Jubilee Insurance is one of the largest insurance companies in East Africa. How does your regional strength translate into the Tanzanian market?
We have four more companies in addition to the one in Tanzania; we are in Rwanda, Mauritius, Kenya, and Uganda. One of the things that people know is that at Jubilee we work with multinationals more than anyone. We have many international and multinational clients on our books, and we have partnerships with several companies; therefore, we are able to underwrite business for the multinational employers in the region. For example, some of our medical insurance plans make it easy for us to take care of customers regionally. Jubilee Insurance is a one-stop shop; we give clients a solution in the region as well as in Asia.
What opportunities do you see arising from the new president's agenda?
As an organization, this is the most positive outcome that we could have hoped for.

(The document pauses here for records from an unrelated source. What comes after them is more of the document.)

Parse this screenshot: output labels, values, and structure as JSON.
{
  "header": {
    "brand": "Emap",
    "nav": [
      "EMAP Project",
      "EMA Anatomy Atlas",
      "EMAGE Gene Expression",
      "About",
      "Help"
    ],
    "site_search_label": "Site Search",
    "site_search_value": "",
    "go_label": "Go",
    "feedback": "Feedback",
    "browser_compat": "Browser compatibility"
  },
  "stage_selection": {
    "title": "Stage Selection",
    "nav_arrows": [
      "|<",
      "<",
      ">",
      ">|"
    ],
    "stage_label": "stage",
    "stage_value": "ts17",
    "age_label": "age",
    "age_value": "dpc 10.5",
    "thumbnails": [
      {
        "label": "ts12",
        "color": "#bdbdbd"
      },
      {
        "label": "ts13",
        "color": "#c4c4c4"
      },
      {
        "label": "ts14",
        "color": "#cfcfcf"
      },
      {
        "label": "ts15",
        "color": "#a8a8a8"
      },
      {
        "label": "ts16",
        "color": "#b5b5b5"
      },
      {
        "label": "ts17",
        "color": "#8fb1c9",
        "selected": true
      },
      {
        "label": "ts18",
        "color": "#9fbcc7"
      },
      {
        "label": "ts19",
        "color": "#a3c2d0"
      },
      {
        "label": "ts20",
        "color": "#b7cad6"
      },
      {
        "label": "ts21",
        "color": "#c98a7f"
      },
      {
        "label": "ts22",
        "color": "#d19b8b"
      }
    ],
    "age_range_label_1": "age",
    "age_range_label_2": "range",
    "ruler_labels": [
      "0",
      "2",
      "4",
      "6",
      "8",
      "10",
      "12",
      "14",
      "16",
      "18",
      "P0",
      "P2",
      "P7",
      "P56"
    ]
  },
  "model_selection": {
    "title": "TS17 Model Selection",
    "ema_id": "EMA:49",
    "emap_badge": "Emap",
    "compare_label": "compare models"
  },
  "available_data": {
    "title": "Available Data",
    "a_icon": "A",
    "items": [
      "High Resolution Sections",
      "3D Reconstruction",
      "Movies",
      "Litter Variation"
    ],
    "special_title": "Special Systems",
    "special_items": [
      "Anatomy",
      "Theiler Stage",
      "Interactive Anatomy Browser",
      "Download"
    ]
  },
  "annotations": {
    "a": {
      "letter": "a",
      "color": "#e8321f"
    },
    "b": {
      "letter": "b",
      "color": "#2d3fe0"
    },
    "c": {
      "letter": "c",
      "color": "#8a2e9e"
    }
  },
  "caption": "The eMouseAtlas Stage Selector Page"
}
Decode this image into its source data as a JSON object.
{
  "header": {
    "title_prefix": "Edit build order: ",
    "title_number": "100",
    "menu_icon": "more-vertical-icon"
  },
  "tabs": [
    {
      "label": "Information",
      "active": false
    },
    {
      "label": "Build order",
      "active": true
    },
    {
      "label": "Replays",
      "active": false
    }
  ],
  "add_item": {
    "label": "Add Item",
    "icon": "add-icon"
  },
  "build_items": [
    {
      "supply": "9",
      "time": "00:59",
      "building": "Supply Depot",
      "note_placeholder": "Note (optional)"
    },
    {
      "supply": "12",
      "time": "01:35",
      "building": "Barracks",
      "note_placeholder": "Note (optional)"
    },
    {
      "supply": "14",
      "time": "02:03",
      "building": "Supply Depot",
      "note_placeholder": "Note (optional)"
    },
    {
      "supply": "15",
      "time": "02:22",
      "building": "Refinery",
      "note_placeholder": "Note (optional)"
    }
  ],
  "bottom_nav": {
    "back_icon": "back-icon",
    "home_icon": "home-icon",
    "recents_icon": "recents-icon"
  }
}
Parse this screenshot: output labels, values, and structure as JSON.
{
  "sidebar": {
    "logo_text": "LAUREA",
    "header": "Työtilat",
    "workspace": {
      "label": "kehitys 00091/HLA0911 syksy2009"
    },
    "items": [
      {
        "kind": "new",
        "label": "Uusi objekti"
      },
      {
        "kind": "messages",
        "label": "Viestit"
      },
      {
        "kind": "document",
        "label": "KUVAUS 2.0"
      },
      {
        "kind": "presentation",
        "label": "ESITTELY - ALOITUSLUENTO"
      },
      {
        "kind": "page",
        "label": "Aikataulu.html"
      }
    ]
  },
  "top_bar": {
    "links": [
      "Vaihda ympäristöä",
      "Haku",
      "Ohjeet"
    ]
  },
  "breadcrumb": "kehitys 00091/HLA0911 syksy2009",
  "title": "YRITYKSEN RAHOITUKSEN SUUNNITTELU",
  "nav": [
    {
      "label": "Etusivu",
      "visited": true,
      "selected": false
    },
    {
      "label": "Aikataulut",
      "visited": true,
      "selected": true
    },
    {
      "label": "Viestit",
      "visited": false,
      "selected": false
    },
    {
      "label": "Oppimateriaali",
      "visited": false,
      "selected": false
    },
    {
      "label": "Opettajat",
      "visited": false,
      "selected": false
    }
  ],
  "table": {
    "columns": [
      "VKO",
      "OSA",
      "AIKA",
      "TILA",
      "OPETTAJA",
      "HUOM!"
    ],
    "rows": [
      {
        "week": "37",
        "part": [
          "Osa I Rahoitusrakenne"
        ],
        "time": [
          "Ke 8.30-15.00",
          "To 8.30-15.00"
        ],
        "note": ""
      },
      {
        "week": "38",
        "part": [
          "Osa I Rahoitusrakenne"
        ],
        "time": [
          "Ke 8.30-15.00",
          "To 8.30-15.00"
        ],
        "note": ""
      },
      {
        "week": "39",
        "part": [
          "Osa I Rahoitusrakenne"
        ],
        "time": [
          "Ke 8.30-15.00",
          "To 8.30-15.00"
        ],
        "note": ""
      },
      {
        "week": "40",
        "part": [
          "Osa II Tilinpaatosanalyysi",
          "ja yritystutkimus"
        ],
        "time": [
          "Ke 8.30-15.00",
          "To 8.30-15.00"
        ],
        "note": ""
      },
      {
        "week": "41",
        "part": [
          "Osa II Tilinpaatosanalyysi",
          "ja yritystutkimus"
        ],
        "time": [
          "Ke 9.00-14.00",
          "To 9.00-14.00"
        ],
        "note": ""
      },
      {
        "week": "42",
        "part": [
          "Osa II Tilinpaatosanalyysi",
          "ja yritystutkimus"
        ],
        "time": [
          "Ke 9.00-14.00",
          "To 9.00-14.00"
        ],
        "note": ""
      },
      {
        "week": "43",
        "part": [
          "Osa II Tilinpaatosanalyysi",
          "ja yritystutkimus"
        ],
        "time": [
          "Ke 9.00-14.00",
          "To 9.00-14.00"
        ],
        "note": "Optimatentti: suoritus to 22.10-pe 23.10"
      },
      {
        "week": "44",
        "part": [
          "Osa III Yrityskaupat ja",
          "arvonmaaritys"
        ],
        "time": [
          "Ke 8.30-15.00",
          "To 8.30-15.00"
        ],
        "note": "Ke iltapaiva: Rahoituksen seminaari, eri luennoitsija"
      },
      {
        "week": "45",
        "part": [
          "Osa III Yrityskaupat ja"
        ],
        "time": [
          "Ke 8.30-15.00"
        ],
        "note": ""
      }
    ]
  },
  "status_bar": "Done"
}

One of our values is integrity, and it is difficult to work in an environment where corruption is the order of the day. We are excited about the new crackdown on corruption and attempts to level the playing field. We are looking at the agriculture sector, and one of things we aim for is helping with financial and insurance literacy for small farmers. Similarly, Jubilee looks at infrastructure, which it has always been a key insurance provider for. There are many recent infrastructure projects that we are the insurers for, like the new airport terminal.
Do you target incoming investors as potential clients?
We position ourselves to be able to deliver insurance services to some of these large corporations. Being the market leader, things are focused on being able to help people and alleviate their financial difficulties if there is a claim in the country. We are in the energy sector; we also have a couple of clients in the mining industry, as well as in oil and gas exploration. We look forward to bidding for new clients in a level playing field and taking care of the risks of the megaprojects coming into the country. Our reinsurers are also second to none; they are rated A+ and above through Standard & Poor's. With such strong backing, we are the strongest insurance company in the country, and we will be able to deliver outstanding service and better volume to our clients.
What are the major barriers to higher insurance penetration in Tanzania?
As an insurance company we need to go to the regions and talk to people about insurance. One important step is that we require incentives to set up some branches in remote areas, as has been the case in countries like India. Micro insurance or compulsory insurance legislation could be an incentive. If the tax barriers were reduced, it would be cheaper for companies to open branches in remote areas. Another problem is the lack of innovation among insurance companies and an overreliance on generic products being used in ways that will not fit some regions. The lack of research into a client's needs damages the ability to meet needs. One possibility is legalizing the selling of insurance through bank branches. We are asking the Bank of Tanzania and the Finance Minister to legalize bank insurance for all insurers of the banks in order to help insurance companies distribute the insurance products through banking halls. It would be a win-win situation for both of us; we would partner with banks and we would be able to increase the penetration level of insurance in this country. We need some organized farming system in order to insure a large number of farmers. We need to organize our farming into strong, cooperative societies so that we can deliver the insurance packages easily. We want weather stations in various places within the country so that we would be able to deliver insurance packages that are weather index-based.